Stavros Niarchos: The Greek Shipping Tycoon and His Enduring Legacy



Stavros Niarchos, 3 July 1909 – 16 April 1996, was a self-made businessman of immense wealth with an exceptional ability to make money.

After his death, the Stavros Niarchos Foundation has become a leader of philanthropic donations in the areas of arts and culture, education, health and medicine, and social welfare.

He was born in Athens in 1909, three months after his parents, naturalized U.S. citizens, had returned to their native country on making their fortune with a department store in Buffalo, New York.

After graduating in Law at Athens University, he entered the business world through a chain of flour mills owned by his mother’s family. By the time he was 30 he had built up the shipping side of the business, chartering vessels to carry wheat from Argentina and elsewhere.

When Greece entered the war, he joined the Royal Hellenic Navy, serving on North Atlantic convoys with the rank of lieutenant-commander; he was later named Honorary Naval Attache to the Greek embassy in Washington (1944-48).

He was instrumental in securing from the U.S. government the favorable sale of 100 Liberty ships to Greek shipowners in compensation for damages suffered in the Allied war effort. The sale revived the fortunes of Greece’s depleted merchant marine and made possible its post-war renascence.

By 1952 he had the world’s biggest supertankers built for his fleet. Propelled by both the Suez Crisis and an increasing demand for oil, he and rival Aristotle Onassis became giants in global petroleum shipping.

Their phenomenal success was primarily due to the early realization that oil would replace coal as the primary fuel of the world economy.

Niarchos and Onassis strengthened their hold on Greece’s merchant shipping when they married the Livanos sisters, daughters of Stavros Livanos, a long-established Greek shipowner.

Niarchos’s marriage to Eugenie Livanos in 1947 was his third. It was said that he originally wanted to marry Eugenie’s younger sister Tina but that Onassis beat him to her.

Stavros Niarchos, and his wife, Eugenie are shown on board their yacht Creole in Phaleron Bay, Greece, during the summer of 1956. (AP Photo)

He took his revenge my eventually marrying Tina in 1971 after the mysterious death of Eugenie at his private island called Spetsopoula.

Three years later, Tina died in circumstances that again were not fully explained. Initially it was thought that she, like her sister, had taken a drug overdose, although it later transpired the cause of death was edema of the lung.

Stavros Niarchos with Tina Livanou

By 1966 Niarchos’ fleet comprised 72 ships trading and 16 on order, including substantial modern and super tonnage.

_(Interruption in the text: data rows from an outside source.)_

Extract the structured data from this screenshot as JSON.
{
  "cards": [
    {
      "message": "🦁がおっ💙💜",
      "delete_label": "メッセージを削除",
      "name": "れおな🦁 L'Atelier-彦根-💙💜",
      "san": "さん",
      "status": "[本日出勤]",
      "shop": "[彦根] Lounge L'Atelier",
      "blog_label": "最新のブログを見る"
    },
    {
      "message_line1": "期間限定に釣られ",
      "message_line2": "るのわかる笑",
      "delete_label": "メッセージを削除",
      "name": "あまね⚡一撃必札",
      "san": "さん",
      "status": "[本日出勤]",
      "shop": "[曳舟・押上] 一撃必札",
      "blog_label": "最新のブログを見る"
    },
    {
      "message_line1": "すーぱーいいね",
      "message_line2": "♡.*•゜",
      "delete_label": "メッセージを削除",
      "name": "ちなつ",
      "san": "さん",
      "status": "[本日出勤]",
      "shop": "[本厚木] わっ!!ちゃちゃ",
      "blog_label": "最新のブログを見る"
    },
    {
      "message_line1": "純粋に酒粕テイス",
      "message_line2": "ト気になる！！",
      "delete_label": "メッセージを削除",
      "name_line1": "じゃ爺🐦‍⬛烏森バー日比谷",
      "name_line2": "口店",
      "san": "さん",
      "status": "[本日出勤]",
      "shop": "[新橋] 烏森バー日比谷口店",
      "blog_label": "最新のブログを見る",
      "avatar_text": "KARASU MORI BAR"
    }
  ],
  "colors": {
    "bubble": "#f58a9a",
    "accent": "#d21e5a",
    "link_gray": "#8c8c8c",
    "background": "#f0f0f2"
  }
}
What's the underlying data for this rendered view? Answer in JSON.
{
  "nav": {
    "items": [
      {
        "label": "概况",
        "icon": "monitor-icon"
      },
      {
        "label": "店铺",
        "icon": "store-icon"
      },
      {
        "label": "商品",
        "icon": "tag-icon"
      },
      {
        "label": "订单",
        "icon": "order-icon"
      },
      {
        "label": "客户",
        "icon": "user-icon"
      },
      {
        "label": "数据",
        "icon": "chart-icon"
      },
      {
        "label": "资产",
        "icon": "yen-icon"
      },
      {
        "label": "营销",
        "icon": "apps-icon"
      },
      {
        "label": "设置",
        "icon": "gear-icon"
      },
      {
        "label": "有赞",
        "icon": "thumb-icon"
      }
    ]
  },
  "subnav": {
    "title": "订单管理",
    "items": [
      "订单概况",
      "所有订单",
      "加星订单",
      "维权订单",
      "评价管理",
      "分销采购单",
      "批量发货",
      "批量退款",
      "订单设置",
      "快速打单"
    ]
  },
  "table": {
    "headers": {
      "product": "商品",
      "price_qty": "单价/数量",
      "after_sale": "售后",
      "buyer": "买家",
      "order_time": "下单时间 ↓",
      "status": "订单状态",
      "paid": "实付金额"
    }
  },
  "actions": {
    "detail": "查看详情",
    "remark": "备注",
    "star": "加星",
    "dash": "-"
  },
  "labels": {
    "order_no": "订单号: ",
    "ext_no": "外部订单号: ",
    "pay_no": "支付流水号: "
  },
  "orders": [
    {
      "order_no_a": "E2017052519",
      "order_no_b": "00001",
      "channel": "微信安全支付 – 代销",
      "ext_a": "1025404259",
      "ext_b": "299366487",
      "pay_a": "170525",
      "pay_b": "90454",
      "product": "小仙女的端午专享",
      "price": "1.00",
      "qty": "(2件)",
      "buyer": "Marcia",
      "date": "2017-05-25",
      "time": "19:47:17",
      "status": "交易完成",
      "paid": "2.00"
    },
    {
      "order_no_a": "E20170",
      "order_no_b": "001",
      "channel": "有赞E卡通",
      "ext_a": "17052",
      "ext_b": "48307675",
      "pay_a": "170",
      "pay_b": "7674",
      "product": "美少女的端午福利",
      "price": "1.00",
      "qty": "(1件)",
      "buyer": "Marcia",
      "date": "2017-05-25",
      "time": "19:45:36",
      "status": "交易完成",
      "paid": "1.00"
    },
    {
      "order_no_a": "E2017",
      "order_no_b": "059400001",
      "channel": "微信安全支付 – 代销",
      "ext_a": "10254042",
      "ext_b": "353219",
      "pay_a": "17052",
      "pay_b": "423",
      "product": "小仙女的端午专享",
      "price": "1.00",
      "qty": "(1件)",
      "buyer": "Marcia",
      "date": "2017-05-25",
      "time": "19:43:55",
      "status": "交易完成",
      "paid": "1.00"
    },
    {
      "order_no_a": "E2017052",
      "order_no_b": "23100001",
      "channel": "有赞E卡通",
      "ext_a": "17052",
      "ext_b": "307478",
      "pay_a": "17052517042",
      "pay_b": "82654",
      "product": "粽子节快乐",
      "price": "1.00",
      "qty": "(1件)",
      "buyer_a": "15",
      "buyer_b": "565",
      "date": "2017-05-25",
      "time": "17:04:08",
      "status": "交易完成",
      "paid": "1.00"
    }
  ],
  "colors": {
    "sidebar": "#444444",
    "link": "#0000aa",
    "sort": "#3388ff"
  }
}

His investments had diversified into stocks and real estate.

As the Guardian says in an obituary, in the fifties, he positioned himself at the centre of European society, financing cruises for members of archaic and obscure royal houses.

His yacht was the largest private schooner on the open seas, while his Mystere aeroplane established Niarchos as one of the first members of the jet set.

Alongside this fleet, Niarchos also developed an impressive modern art portfolio and owned racehorses.

He always maintained close ties with his native Greece and, in addition to operating most of his fleet under the Greek flag, invested heavily in the country’s industrial base.

Stavros Niarchos Foundation

The Stavros Niarchos Foundation was established in 1996 to honor his legacy.

It is an international philanthropic organization which since 1996 has committed grants totaling more than $1.57 billion, through more than 2,800 grants to nonprofit organizations in 111 nations around the world.

The foundation’s largest single gift ($796 million / €566 million) is the Stavros Niarchos Foundation Cultural Center (SNFCC), in Athens, a project which includes the construction and complete outfitting of new facilities for the National Library of Greece and the Greek National Opera, as well as the creation of the 170,000 m² Stavros Niarchos Park.

The SNFCC serves as a lasting reminder of the power and influence that the shipping tycoon evoked during his lifetime.